Dataset records
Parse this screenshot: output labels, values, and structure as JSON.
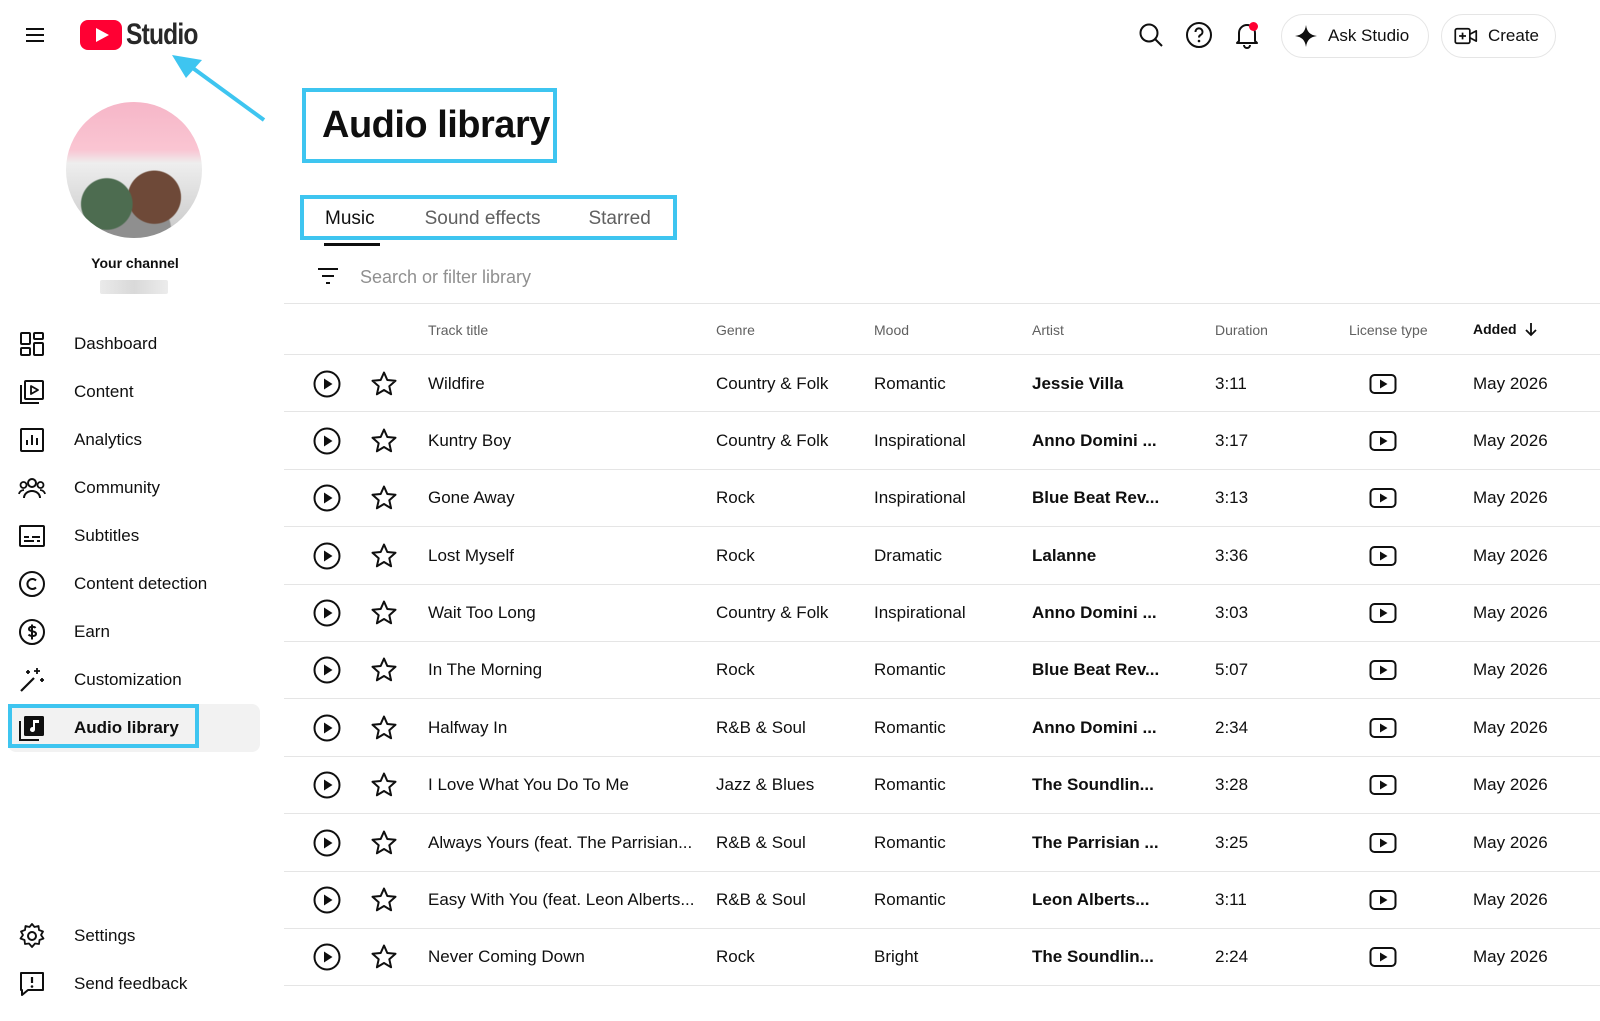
{
  "header": {
    "logo_text": "Studio",
    "ask_studio_label": "Ask Studio",
    "create_label": "Create"
  },
  "sidebar": {
    "your_channel_label": "Your channel",
    "items": [
      {
        "label": "Dashboard",
        "icon": "dashboard-icon"
      },
      {
        "label": "Content",
        "icon": "content-icon"
      },
      {
        "label": "Analytics",
        "icon": "analytics-icon"
      },
      {
        "label": "Community",
        "icon": "community-icon"
      },
      {
        "label": "Subtitles",
        "icon": "subtitles-icon"
      },
      {
        "label": "Content detection",
        "icon": "copyright-icon"
      },
      {
        "label": "Earn",
        "icon": "dollar-icon"
      },
      {
        "label": "Customization",
        "icon": "magic-wand-icon"
      },
      {
        "label": "Audio library",
        "icon": "audio-library-icon",
        "active": true
      }
    ],
    "bottom_items": [
      {
        "label": "Settings",
        "icon": "gear-icon"
      },
      {
        "label": "Send feedback",
        "icon": "feedback-icon"
      }
    ]
  },
  "main": {
    "page_title": "Audio library",
    "tabs": [
      {
        "label": "Music",
        "active": true
      },
      {
        "label": "Sound effects"
      },
      {
        "label": "Starred"
      }
    ],
    "search": {
      "placeholder": "Search or filter library",
      "value": ""
    },
    "table": {
      "columns": {
        "track_title": "Track title",
        "genre": "Genre",
        "mood": "Mood",
        "artist": "Artist",
        "duration": "Duration",
        "license_type": "License type",
        "added": "Added"
      },
      "sort": {
        "column": "Added",
        "direction": "descending"
      },
      "rows": [
        {
          "title": "Wildfire",
          "genre": "Country & Folk",
          "mood": "Romantic",
          "artist": "Jessie Villa",
          "duration": "3:11",
          "added": "May 2026"
        },
        {
          "title": "Kuntry Boy",
          "genre": "Country & Folk",
          "mood": "Inspirational",
          "artist": "Anno Domini ...",
          "duration": "3:17",
          "added": "May 2026"
        },
        {
          "title": "Gone Away",
          "genre": "Rock",
          "mood": "Inspirational",
          "artist": "Blue Beat Rev...",
          "duration": "3:13",
          "added": "May 2026"
        },
        {
          "title": "Lost Myself",
          "genre": "Rock",
          "mood": "Dramatic",
          "artist": "Lalanne",
          "duration": "3:36",
          "added": "May 2026"
        },
        {
          "title": "Wait Too Long",
          "genre": "Country & Folk",
          "mood": "Inspirational",
          "artist": "Anno Domini ...",
          "duration": "3:03",
          "added": "May 2026"
        },
        {
          "title": "In The Morning",
          "genre": "Rock",
          "mood": "Romantic",
          "artist": "Blue Beat Rev...",
          "duration": "5:07",
          "added": "May 2026"
        },
        {
          "title": "Halfway In",
          "genre": "R&B & Soul",
          "mood": "Romantic",
          "artist": "Anno Domini ...",
          "duration": "2:34",
          "added": "May 2026"
        },
        {
          "title": "I Love What You Do To Me",
          "genre": "Jazz & Blues",
          "mood": "Romantic",
          "artist": "The Soundlin...",
          "duration": "3:28",
          "added": "May 2026"
        },
        {
          "title": "Always Yours (feat. The Parrisian...",
          "genre": "R&B & Soul",
          "mood": "Romantic",
          "artist": "The Parrisian ...",
          "duration": "3:25",
          "added": "May 2026"
        },
        {
          "title": "Easy With You (feat. Leon Alberts...",
          "genre": "R&B & Soul",
          "mood": "Romantic",
          "artist": "Leon Alberts...",
          "duration": "3:11",
          "added": "May 2026"
        },
        {
          "title": "Never Coming Down",
          "genre": "Rock",
          "mood": "Bright",
          "artist": "The Soundlin...",
          "duration": "2:24",
          "added": "May 2026"
        }
      ]
    }
  },
  "colors": {
    "brand_red": "#ff0033",
    "highlight": "#3ec5f0",
    "text_primary": "#0f0f0f",
    "text_secondary": "#606060"
  }
}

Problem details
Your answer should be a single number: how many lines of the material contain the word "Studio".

Solution for this problem
2